App and web page records:

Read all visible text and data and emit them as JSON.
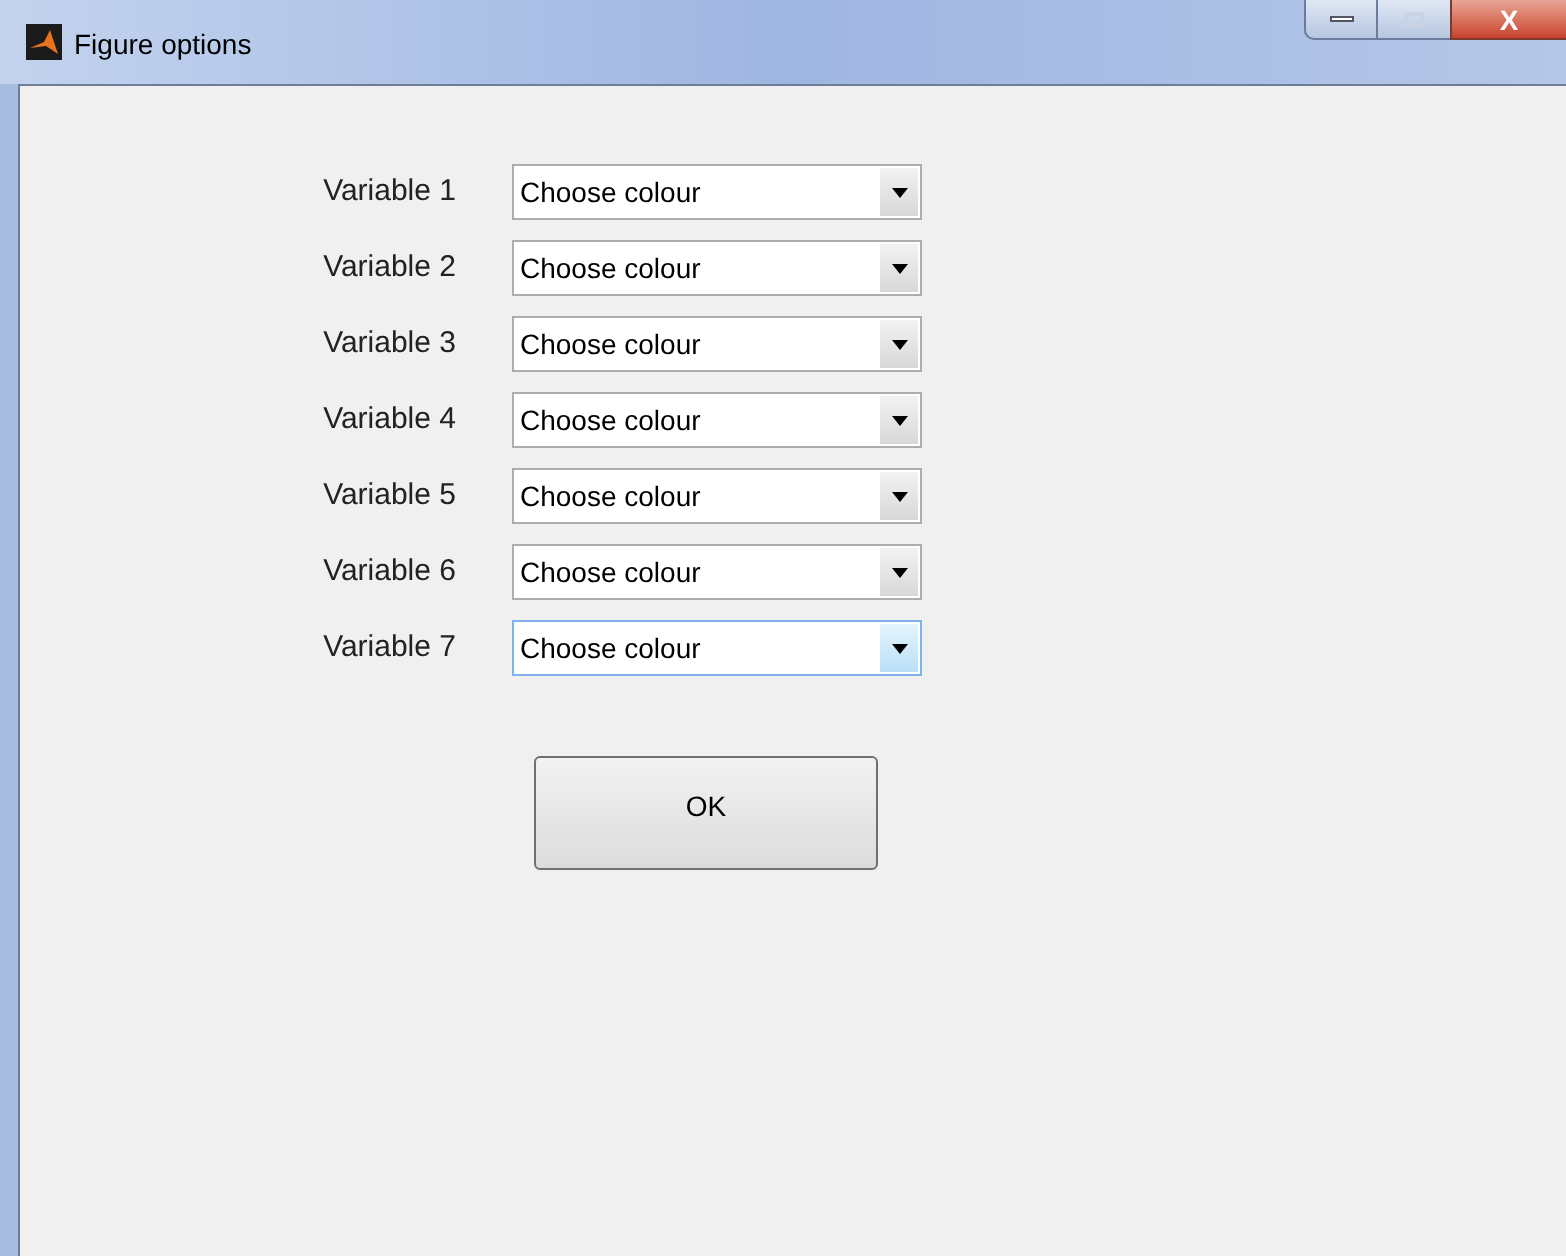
{
  "window": {
    "title": "Figure options",
    "close_label": "X"
  },
  "rows": [
    {
      "label": "Variable 1",
      "value": "Choose colour",
      "hovered": false
    },
    {
      "label": "Variable 2",
      "value": "Choose colour",
      "hovered": false
    },
    {
      "label": "Variable 3",
      "value": "Choose colour",
      "hovered": false
    },
    {
      "label": "Variable 4",
      "value": "Choose colour",
      "hovered": false
    },
    {
      "label": "Variable 5",
      "value": "Choose colour",
      "hovered": false
    },
    {
      "label": "Variable 6",
      "value": "Choose colour",
      "hovered": false
    },
    {
      "label": "Variable 7",
      "value": "Choose colour",
      "hovered": true
    }
  ],
  "ok_button": "OK"
}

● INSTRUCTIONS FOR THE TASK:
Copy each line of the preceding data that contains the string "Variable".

● RESULT OF THE EXERCISE:
      "label": "Variable 1",
      "label": "Variable 2",
      "label": "Variable 3",
      "label": "Variable 4",
      "label": "Variable 5",
      "label": "Variable 6",
      "label": "Variable 7",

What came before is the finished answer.